Guadalajara: a city tasting tour with chef Francisco Ruano
Many iconic photos of Mexico are actually of Guadalajara, a place that blends tradition and modernity. The city is renowned for myriad notable figures ranging from mariachis to architect Luis Barragán and is a seedbed of musicians, master brewers and, of course, chefs.
One of its outstanding restaurants is Alcalde, offering wonderful contemporary Mexican cuisine.
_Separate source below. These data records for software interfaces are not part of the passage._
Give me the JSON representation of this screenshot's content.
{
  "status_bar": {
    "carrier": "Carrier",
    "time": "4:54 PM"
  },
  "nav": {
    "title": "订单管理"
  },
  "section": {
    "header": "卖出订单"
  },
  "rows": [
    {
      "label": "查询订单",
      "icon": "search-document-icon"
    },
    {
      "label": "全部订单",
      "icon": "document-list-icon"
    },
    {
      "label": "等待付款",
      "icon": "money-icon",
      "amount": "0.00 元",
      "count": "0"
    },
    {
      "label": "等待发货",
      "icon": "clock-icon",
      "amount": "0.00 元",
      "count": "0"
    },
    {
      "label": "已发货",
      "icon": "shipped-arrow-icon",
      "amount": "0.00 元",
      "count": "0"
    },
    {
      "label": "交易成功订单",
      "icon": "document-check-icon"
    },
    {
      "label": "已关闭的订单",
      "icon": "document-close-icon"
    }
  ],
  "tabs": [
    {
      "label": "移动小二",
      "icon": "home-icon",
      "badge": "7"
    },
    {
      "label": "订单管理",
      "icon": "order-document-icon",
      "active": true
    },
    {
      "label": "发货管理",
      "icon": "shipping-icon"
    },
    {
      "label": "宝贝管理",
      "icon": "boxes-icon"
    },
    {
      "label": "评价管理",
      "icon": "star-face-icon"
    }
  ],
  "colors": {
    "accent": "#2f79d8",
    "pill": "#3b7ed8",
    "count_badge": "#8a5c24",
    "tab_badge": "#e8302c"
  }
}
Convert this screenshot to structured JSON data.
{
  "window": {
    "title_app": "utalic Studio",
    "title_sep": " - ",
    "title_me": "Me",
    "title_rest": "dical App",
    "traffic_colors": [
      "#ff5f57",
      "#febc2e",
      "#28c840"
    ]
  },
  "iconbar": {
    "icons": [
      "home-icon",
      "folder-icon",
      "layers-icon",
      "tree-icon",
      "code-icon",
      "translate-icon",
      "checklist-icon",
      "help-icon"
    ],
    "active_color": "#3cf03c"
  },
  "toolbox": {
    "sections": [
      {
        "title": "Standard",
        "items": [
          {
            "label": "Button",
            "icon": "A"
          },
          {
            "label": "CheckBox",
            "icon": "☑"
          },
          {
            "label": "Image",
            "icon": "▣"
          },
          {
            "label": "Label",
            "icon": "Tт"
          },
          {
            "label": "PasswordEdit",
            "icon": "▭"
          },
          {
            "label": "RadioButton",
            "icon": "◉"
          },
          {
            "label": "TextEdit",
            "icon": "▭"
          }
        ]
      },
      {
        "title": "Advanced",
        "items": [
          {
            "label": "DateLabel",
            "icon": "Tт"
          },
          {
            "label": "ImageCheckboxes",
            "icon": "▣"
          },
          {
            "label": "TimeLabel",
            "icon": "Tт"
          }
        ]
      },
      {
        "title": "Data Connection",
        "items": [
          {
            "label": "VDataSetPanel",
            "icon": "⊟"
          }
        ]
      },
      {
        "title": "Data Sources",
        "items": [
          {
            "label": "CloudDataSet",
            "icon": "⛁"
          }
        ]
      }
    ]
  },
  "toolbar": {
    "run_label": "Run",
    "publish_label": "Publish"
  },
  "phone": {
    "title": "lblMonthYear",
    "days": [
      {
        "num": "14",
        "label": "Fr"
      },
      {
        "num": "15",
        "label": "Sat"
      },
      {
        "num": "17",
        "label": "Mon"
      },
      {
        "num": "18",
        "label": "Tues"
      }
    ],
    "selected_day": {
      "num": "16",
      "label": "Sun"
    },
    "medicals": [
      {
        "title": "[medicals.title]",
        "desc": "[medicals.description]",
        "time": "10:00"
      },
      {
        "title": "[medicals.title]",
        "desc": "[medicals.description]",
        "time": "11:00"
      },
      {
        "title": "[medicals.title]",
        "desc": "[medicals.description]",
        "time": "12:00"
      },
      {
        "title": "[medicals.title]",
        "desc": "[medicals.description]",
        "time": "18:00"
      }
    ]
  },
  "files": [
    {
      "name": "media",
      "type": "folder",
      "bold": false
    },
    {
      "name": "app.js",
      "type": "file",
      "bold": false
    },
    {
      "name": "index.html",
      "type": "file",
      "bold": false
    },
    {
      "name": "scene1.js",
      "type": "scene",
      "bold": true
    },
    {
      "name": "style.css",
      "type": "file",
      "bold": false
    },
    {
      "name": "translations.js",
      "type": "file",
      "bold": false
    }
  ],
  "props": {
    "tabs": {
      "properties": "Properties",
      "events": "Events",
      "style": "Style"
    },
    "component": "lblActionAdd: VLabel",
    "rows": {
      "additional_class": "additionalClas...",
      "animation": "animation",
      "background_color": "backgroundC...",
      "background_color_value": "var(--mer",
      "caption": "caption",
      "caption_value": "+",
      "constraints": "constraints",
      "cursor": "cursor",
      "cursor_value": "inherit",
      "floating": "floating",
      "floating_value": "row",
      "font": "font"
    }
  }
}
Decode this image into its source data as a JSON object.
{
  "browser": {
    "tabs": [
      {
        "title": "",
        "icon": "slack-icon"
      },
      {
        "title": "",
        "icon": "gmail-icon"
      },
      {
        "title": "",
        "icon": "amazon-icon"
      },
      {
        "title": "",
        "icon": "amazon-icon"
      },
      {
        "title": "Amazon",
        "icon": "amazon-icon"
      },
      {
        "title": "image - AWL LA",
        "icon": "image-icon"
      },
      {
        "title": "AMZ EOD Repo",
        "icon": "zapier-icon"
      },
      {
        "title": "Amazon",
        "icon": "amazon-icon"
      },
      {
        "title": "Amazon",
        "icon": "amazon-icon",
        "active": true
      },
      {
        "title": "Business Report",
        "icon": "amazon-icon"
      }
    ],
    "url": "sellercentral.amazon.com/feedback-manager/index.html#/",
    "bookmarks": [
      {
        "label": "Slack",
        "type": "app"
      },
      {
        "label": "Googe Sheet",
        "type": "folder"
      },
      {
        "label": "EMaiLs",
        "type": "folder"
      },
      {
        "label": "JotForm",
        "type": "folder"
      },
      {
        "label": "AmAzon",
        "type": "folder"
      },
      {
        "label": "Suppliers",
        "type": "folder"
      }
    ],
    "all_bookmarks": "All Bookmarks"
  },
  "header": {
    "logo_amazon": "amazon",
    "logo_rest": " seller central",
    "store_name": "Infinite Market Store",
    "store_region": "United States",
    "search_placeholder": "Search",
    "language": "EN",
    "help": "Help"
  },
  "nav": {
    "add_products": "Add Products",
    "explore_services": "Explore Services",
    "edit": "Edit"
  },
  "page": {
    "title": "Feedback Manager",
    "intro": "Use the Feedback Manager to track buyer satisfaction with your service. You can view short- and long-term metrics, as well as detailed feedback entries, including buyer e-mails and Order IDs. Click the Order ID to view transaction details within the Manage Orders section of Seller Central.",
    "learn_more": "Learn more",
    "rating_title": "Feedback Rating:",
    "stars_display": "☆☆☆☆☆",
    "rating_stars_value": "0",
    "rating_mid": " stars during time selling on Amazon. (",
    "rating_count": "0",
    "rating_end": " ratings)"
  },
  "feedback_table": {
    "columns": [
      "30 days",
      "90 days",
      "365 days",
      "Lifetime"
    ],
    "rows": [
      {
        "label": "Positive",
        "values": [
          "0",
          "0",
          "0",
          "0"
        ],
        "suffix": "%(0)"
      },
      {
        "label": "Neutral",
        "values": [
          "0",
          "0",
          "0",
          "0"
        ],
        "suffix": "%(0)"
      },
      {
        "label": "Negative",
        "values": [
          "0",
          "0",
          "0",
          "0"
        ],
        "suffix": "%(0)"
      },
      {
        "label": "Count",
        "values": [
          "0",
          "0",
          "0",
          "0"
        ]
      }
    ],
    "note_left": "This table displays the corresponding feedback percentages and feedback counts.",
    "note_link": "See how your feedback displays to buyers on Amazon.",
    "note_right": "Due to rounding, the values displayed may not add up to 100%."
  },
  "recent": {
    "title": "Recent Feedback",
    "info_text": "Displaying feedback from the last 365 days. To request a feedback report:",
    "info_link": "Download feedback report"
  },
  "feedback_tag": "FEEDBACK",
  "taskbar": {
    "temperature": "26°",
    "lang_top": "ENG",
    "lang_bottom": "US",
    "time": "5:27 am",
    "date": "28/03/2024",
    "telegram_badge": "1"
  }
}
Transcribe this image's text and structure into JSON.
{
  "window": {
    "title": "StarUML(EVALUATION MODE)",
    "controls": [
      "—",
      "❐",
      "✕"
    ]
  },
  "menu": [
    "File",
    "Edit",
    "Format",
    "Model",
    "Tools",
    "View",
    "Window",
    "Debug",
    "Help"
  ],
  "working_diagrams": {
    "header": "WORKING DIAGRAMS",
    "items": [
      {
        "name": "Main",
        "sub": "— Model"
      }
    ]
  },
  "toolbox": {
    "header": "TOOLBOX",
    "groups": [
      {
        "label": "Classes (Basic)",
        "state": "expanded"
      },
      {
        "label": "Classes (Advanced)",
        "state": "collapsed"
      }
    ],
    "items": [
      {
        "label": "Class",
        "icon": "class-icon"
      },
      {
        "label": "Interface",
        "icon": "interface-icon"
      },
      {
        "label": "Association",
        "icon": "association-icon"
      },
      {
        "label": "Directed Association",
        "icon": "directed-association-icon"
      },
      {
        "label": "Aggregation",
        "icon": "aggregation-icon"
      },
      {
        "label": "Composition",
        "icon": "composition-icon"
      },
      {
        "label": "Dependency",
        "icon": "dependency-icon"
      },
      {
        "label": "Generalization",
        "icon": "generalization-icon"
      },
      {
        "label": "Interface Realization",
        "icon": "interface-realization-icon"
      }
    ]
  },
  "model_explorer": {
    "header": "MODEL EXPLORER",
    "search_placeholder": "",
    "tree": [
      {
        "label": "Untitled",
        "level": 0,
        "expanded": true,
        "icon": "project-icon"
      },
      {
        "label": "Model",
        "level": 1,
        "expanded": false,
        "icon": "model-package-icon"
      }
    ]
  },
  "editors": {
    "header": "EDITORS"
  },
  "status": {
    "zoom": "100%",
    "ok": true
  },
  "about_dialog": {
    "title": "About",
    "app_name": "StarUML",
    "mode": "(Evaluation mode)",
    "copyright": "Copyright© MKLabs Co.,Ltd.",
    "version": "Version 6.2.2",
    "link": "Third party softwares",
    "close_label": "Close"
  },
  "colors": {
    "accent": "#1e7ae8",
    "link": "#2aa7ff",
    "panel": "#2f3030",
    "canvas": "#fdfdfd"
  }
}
Its chef, Francisco Ruano, leads us on a delicious journey to visit the four corners of the city, from classic antojerías which have inspired his cooking to the most innovative dishes highlighting regional ingredients.
Ruano starts by confessing two of his secrets to Fine Dining Lovers. “What you have to do when you get off the plane in the morning is head straight over to Chicago Street to Hermanas Coraje and have some chilaquiles for breakfast or a hot beef broth. The truth is, what I love most here are their charcoal grilled meats because they prepare them like yakitori skewers over the coals.” They’re one reason to visit the city’s industrial area.
On Thursdays go for breakfast at Alcalde Market to try some bone marrow soup.“For me, the most remarkable thing about Doña Mary’s soup is that the broth she makes is very velvety, perfectly balancing the flavor of the meat and the aroma of the chipotle chili. She only makes it once a week because she goes to the market in person, so the marrow is fresh… it’s robust yet mellow.” The stall is an institution in and of itself; it’s been in the market for fifty years. It’s his favorite place in the city and, in fact, that’s where his restaurant gets its name.
The weekend tapatío ritual means eating torta ahogada. The one he likes best is Profe Jiménez. “They’re the coolest. They’re really attentive to every step. The bread they use is from the Temazal market. It’s made with yeast dough and has a golden-baked crust.” It’s perfect for holding beans and barbecued ribs slathered in tomato sauce and drenched in warm salsa. The stall is in one of the city’s oldest neighborhoods.
“Terrible Juan is one of the new additions. It’s a really nice neighborhood café.” It has a meticulous selection of specialty grains, like Caféologo, and myriad methods of preparation. It also serves breakfast.
Try ceviche! It’s just as great for curing a hangover as it is for lunchtime cocktails, tacos and tostadas; it’s Happy Fish. “Don’t confuse it with other places on the same street!” he warns.
Mi Niño Jarocho
To leave the beaten touristy track, head over to Mi Niño Jarocho for delicious barbecued fish tacos and shrimp cocktail - which you should order without ketchup so as not to ruin the tasty broth.
Salón del Bosque
He suggests spending an afternoon at Salón del Bosque eating pork crackling taquitos and dried shrimp tortitas. “It’s been a temple of hospitality for thirty years. Plus, I believe that they make the best hierbabuena in the city. There’s no music, it’s an old-school cantina.” Hierbabuena is commonly drunk in traditional cantinas, each one of which has its own recipe based on water, ice and spearmint leaves. Sometimes liquors are mixed in with varying levels of alcohol content.
“You have to visit Cynthia Ruelas and Óscar Segundo’s antojería Xokol. They’re doing really amazing things. Aside from being the most exciting place that’s opened in the last two years, they’re a really hard-working pair. They start working in their mill at six o’clock in the morning, and in the evenings, they open up a small diner serving dishes with mottled corn as the main ingredient.” Xokol is a good reflection of the land and the seasons. They harvest the region and reinterpret it with simple dishes easy for customers to understand. “It looks to me like it’s the next big thing in Mexico. I’m really happy that they’re in Guadalajara.” You’ve got to follow them because they’re going to give you a lot to talk about!